Preparing Your Property For Letting
It may be the estate agent’s job to maintain a working relationship with the tenants, but it is also really important that the tenants feel comfortable in the property and with their landlord, so it is your job to create a great rapport with them! The key to a smooth-running tenancy is establishing a positive relationship with your prospective tenants, and maintaining this throughout.
It is your responsibility to deal with repairs and maintenance for the property, and at your own expense, unless there is established misuse at play. The central heating, hot water system, electrics, gas, waste and plumbing of the property must be safe and in a good working order for the tenants. It is a good idea to set up third-party service contracts, as they usually include costs of labour and parts too!
The older a property is, the more attractive and important these service contracts can be. If you have a preferred contractor who you usually use, you should notify your estate agent so they can use the same contractors. If they are unavailable and an emergency repair is needed, the estate agent can then pass the repair on to one of their own reputable contractors!
It is a good idea to provide two sets of keys for the tenant, and one set to the estate agent. You should retain a set of keys for yourself as well, in case of emergencies! These sets of keys should include all of the property’s access doors, the garage and the windows, which will account for any eventuality if one set becomes lost or broken. This will avoid any disasters!
Forwarding the mail
If you need to forward on mail to a previous tenant you can use the post office’s redirection services, if you have the tenant’s new address. Applications for this service can be found online or at your local post office counter, with only a small cost.

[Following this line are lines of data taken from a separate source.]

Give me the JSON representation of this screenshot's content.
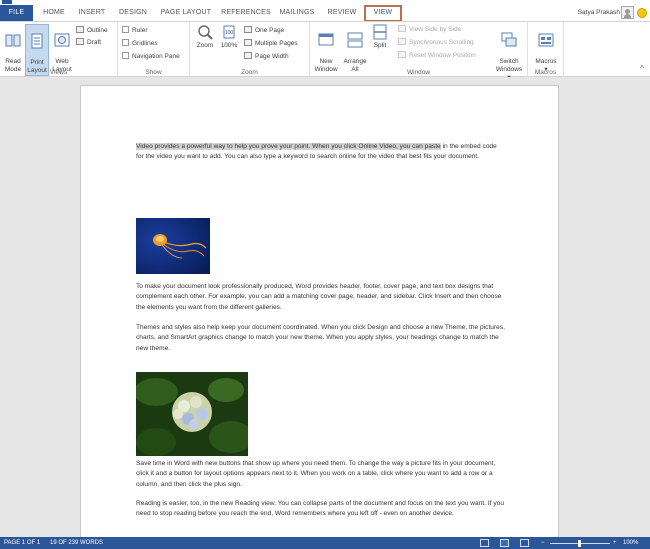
{
  "tabs": [
    {
      "label": "FILE"
    },
    {
      "label": "HOME"
    },
    {
      "label": "INSERT"
    },
    {
      "label": "DESIGN"
    },
    {
      "label": "PAGE LAYOUT"
    },
    {
      "label": "REFERENCES"
    },
    {
      "label": "MAILINGS"
    },
    {
      "label": "REVIEW"
    },
    {
      "label": "VIEW"
    }
  ],
  "user": {
    "name": "Satya Prakash"
  },
  "ribbon": {
    "views": {
      "label": "Views",
      "read_mode": "Read\nMode",
      "print_layout": "Print\nLayout",
      "web_layout": "Web\nLayout",
      "outline": "Outline",
      "draft": "Draft"
    },
    "show": {
      "label": "Show",
      "ruler": "Ruler",
      "gridlines": "Gridlines",
      "navigation_pane": "Navigation Pane"
    },
    "zoom": {
      "label": "Zoom",
      "zoom": "Zoom",
      "hundred": "100%",
      "one_page": "One Page",
      "multiple_pages": "Multiple Pages",
      "page_width": "Page Width"
    },
    "window": {
      "label": "Window",
      "new_window": "New\nWindow",
      "arrange_all": "Arrange\nAll",
      "split": "Split",
      "view_side_by_side": "View Side by Side",
      "sync_scrolling": "Synchronous Scrolling",
      "reset_window": "Reset Window Position",
      "switch_windows": "Switch\nWindows ▾"
    },
    "macros": {
      "label": "Macros",
      "macros": "Macros\n▾"
    }
  },
  "document": {
    "p1_highlight": "Video provides a powerful way to help you prove your point. When you click Online Video, you can paste",
    "p1_rest": "in the embed code for the video you want to add. You can also type a keyword to search online for the video that best fits your document.",
    "p2": "To make your document look professionally produced, Word provides header, footer, cover page, and text box designs that complement each other. For example, you can add a matching cover page, header, and sidebar. Click Insert and then choose the elements you want from the different galleries.",
    "p3": "Themes and styles also help keep your document coordinated. When you click Design and choose a new Theme, the pictures, charts, and SmartArt graphics change to match your new theme. When you apply styles, your headings change to match the new theme.",
    "p4": "Save time in Word with new buttons that show up where you need them. To change the way a picture fits in your document, click it and a button for layout options appears next to it. When you work on a table, click where you want to add a row or a column, and then click the plus sign.",
    "p5": "Reading is easier, too, in the new Reading view. You can collapse parts of the document and focus on the text you want. If you need to stop reading before you reach the end, Word remembers where you left off - even on another device."
  },
  "status": {
    "page": "PAGE 1 OF 1",
    "words": "19 OF 239 WORDS",
    "zoom_level": "100%"
  }
}
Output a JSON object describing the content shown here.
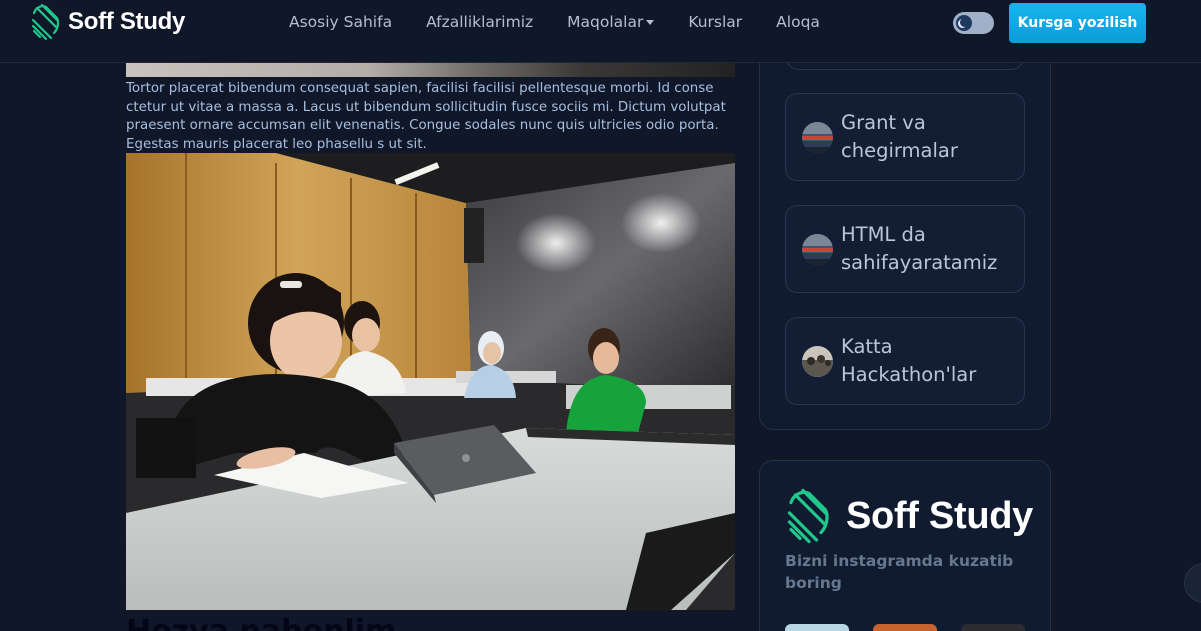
{
  "brand": {
    "name": "Soff Study"
  },
  "nav": {
    "items": [
      "Asosiy Sahifa",
      "Afzalliklarimiz",
      "Maqolalar",
      "Kurslar",
      "Aloqa"
    ],
    "cta_label": "Kursga yozilish"
  },
  "article": {
    "paragraph": "Tortor placerat bibendum consequat sapien, facilisi facilisi pellentesque morbi. Id conse ctetur ut vitae a massa a. Lacus ut bibendum sollicitudin fusce sociis mi. Dictum volutpat praesent ornare accumsan elit venenatis. Congue sodales nunc quis ultricies odio porta. Egestas mauris placerat leo phasellu s ut sit.",
    "next_heading": "Hozva nabonlim"
  },
  "sidebar": {
    "posts": [
      {
        "title": "Grant va chegirmalar",
        "icon": "group-photo-thumbnail"
      },
      {
        "title": "HTML da sahifayaratamiz",
        "icon": "group-photo-thumbnail"
      },
      {
        "title": "Katta Hackathon'lar",
        "icon": "hackathon-thumbnail"
      }
    ],
    "instagram": {
      "brand": "Soff Study",
      "text": "Bizni instagramda kuzatib boring"
    }
  },
  "colors": {
    "background": "#0f1729",
    "accent": "#0ea5e9",
    "logo_green": "#22c58a"
  }
}
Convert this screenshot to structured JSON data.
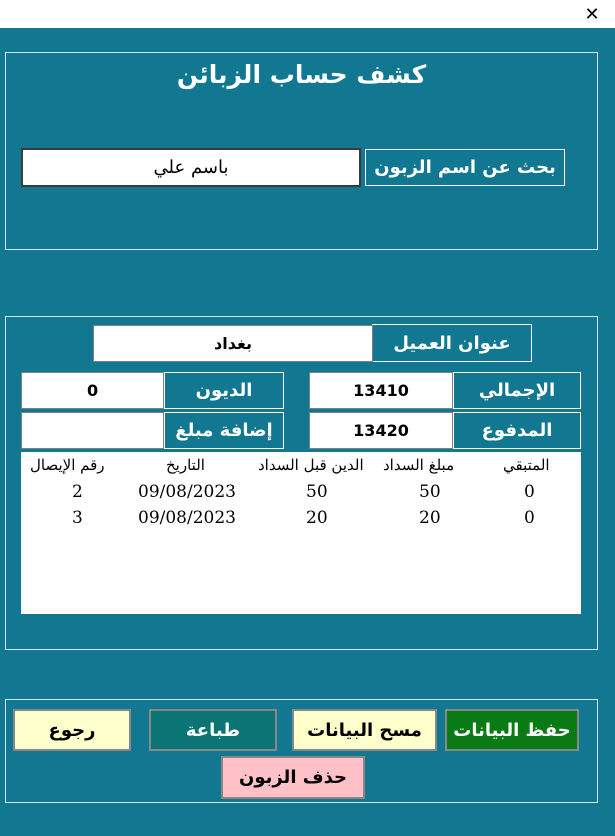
{
  "window": {
    "close_symbol": "✕"
  },
  "header": {
    "title": "كشف حساب الزبائن"
  },
  "search": {
    "label": "بحث عن اسم الزبون",
    "value": "باسم علي"
  },
  "customer": {
    "address_label": "عنوان العميل",
    "address_value": "بغداد",
    "total_label": "الإجمالي",
    "total_value": "13410",
    "paid_label": "المدفوع",
    "paid_value": "13420",
    "debts_label": "الديون",
    "debts_value": "0",
    "add_amount_label": "إضافة مبلغ",
    "add_amount_value": ""
  },
  "table": {
    "columns": [
      "المتبقي",
      "مبلغ السداد",
      "الدين قبل السداد",
      "التاريخ",
      "رقم الإيصال"
    ],
    "rows": [
      [
        "0",
        "50",
        "50",
        "09/08/2023",
        "2"
      ],
      [
        "0",
        "20",
        "20",
        "09/08/2023",
        "3"
      ]
    ]
  },
  "buttons": {
    "save": "حفظ البيانات",
    "clear": "مسح البيانات",
    "print": "طباعة",
    "back": "رجوع",
    "delete": "حذف الزبون"
  },
  "colors": {
    "form_bg": "#127891",
    "save_bg": "#0a7a14",
    "clear_bg": "#ffffcc",
    "print_bg": "#0b7474",
    "back_bg": "#ffffcc",
    "delete_bg": "#ffc0c8"
  }
}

It is not the new tenant’s responsibility to forward mail on to previous tenants, this should all be arranged! Likewise, when a tenancy is over, their mail should then be forwarded to their new address, which is their own responsibility to set up.
We recommend that you leave minimal furnishings in the property during the tenancy, and these should be of reasonable quality. Don’t forget, it is also a good idea to leave the furniture in the property during viewings, so that the people viewing the property can get a realistic picture of how the property will look when furnished! This looks much better than an empty room as it adds personality and warmth.
All appliances you provide in your property should be in a good working order at the start of the tenancy. These appliances may include washing machines, cookers, fridge freezers and dishwashers. Repairs and maintenance for these items should be provided at your own expense, unless your estate agent can establish that there has been misuse by the tenant!
It’s probably wise not to leave electrical items such as TVs, video players, DVD players and Hi-Fi systems, unless these are requested specifically. If you do want to leave these items then remember that, like other appliances, tenants are perfectly within their rights to request a replacement if they are faulty or stop working! Whatever is there at the beginning of the tenancy is considered “included”, if they were there when the lease was signed!
Tenants are responsible to set up bills such as council tax, TV license and Wi-Fi, unless specifically stated in the contract. If you choose to include these services, you should state this clearly in the tenancy agreement and also specify which provider you have used. Remember that you should clearly outline the range of the TV license and which parts of the property are included.
Personal items and ornaments
It’s probably not a good idea to leave personal items and possessions behind if you’re letting out a property you used to live in. You should hold on to things like ornaments, photographs and books – particularly if they have sentimental value!
It’s a good idea to decorate the property with neutral, light colours, and ideally try to steer clear of bold floral wallpapers! It’s a good idea to redecorate every couple of years, just to keep everywhere looking fresh and appealing to prospective tenants.
Natural wear and tear will occur of course, such as chipping paint and scuffs, so a refresh every now and then is a good idea!
Before your new tenancy begins, the property must be thoroughly cleaned for the new residents. Likewise, at the end of the tenancy it is their job to clean the property and leave it in a similar condition to how they found it!
If they don’t leave the place clean, you’re entitled to arrange cleaning at the tenant’s expense. This is included in their security deposit, which you can return to them at the end of the tenancy – dependant on the condition and cleanliness of the property!
You should make sure the garden is clean, neat and free of refuse and debris! During the tenancy, residents should maintain the garden themselves, provided that they have the essential tools to do so. This includes basics such as a lawnmower! If you’re keen to keep your garden looking its best then you might want to arrange regular visits by a professional gardener. Your tenants are unlikely to be experienced gardeners, remember!
If you have a shared garden, your factors fee will most likely cover the cost of garden maintenance!
These are our top tips for preparing your property for letting! If you would like a more comprehensive insight into everything involved, please refer to our Landlord Guide to Property Lettings.